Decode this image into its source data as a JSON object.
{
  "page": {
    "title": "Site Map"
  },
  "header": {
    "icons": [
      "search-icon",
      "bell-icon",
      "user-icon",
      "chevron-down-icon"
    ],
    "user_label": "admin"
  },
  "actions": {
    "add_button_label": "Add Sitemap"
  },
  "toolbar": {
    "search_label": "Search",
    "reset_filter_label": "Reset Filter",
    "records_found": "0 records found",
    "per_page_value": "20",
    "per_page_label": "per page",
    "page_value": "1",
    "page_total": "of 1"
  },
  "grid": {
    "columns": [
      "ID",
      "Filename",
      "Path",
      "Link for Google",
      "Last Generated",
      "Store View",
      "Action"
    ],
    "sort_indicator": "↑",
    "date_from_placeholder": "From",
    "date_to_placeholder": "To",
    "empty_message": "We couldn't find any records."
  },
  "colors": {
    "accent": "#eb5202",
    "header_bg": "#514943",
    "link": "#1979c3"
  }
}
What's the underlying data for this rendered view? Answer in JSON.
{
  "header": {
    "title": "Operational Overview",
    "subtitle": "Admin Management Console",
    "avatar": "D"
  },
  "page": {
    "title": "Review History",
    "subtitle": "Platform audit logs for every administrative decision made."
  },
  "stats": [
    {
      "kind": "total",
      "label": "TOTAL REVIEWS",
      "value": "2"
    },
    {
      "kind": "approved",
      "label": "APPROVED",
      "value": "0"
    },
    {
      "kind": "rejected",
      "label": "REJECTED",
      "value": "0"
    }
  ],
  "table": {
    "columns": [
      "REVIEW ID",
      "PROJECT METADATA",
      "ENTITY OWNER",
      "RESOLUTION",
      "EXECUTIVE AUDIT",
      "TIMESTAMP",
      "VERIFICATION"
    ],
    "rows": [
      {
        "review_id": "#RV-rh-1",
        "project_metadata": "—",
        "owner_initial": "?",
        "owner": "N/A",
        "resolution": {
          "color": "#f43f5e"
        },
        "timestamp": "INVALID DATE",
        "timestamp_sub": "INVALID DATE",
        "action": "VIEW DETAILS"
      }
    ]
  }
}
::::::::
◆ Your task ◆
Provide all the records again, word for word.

◆ Exercise solution ◆
Decode this image into its source data as a JSON object.
{
  "page": {
    "title": "Site Map"
  },
  "header": {
    "icons": [
      "search-icon",
      "bell-icon",
      "user-icon",
      "chevron-down-icon"
    ],
    "user_label": "admin"
  },
  "actions": {
    "add_button_label": "Add Sitemap"
  },
  "toolbar": {
    "search_label": "Search",
    "reset_filter_label": "Reset Filter",
    "records_found": "0 records found",
    "per_page_value": "20",
    "per_page_label": "per page",
    "page_value": "1",
    "page_total": "of 1"
  },
  "grid": {
    "columns": [
      "ID",
      "Filename",
      "Path",
      "Link for Google",
      "Last Generated",
      "Store View",
      "Action"
    ],
    "sort_indicator": "↑",
    "date_from_placeholder": "From",
    "date_to_placeholder": "To",
    "empty_message": "We couldn't find any records."
  },
  "colors": {
    "accent": "#eb5202",
    "header_bg": "#514943",
    "link": "#1979c3"
  }
}
What's the underlying data for this rendered view? Answer in JSON.
{
  "header": {
    "title": "Operational Overview",
    "subtitle": "Admin Management Console",
    "avatar": "D"
  },
  "page": {
    "title": "Review History",
    "subtitle": "Platform audit logs for every administrative decision made."
  },
  "stats": [
    {
      "kind": "total",
      "label": "TOTAL REVIEWS",
      "value": "2"
    },
    {
      "kind": "approved",
      "label": "APPROVED",
      "value": "0"
    },
    {
      "kind": "rejected",
      "label": "REJECTED",
      "value": "0"
    }
  ],
  "table": {
    "columns": [
      "REVIEW ID",
      "PROJECT METADATA",
      "ENTITY OWNER",
      "RESOLUTION",
      "EXECUTIVE AUDIT",
      "TIMESTAMP",
      "VERIFICATION"
    ],
    "rows": [
      {
        "review_id": "#RV-rh-1",
        "project_metadata": "—",
        "owner_initial": "?",
        "owner": "N/A",
        "resolution": {
          "color": "#f43f5e"
        },
        "timestamp": "INVALID DATE",
        "timestamp_sub": "INVALID DATE",
        "action": "VIEW DETAILS"
      }
    ]
  }
}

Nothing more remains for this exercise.